Extracted data Start Marker

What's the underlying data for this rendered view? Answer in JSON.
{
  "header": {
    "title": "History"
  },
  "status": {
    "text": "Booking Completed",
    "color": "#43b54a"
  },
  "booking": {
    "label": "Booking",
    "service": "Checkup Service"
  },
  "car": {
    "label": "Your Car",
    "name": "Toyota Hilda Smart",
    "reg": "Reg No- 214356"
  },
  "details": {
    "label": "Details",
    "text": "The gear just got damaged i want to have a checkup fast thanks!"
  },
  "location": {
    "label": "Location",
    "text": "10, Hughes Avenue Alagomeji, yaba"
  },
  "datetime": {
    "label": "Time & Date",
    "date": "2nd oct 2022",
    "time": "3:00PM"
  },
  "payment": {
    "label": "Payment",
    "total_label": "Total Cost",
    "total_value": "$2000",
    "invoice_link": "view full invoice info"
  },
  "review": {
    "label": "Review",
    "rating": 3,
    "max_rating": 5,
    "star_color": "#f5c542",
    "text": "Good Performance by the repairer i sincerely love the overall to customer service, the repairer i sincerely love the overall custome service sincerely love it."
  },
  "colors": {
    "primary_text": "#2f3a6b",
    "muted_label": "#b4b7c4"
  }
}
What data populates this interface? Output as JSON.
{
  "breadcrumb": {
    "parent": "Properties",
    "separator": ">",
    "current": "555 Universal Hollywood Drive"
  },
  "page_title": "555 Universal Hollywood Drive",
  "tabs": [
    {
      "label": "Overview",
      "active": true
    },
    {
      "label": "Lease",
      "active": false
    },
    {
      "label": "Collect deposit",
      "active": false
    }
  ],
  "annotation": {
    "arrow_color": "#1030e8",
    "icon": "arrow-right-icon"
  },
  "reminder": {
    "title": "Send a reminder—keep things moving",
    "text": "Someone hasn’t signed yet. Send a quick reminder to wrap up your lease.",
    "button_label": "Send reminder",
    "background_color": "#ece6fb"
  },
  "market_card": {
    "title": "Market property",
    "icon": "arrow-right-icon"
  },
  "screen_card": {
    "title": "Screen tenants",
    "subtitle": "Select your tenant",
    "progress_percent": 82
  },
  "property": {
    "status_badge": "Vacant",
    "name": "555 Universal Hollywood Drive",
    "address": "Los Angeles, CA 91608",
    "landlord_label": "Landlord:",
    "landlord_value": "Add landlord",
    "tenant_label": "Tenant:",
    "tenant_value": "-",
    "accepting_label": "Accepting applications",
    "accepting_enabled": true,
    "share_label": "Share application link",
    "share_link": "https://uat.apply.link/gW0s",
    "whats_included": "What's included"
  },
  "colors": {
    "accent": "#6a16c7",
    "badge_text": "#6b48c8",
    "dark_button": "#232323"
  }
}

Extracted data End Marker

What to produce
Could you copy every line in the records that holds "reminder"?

Reply to the task
  "reminder": {
    "title": "Send a reminder—keep things moving",
    "text": "Someone hasn’t signed yet. Send a quick reminder to wrap up your lease.",
    "button_label": "Send reminder",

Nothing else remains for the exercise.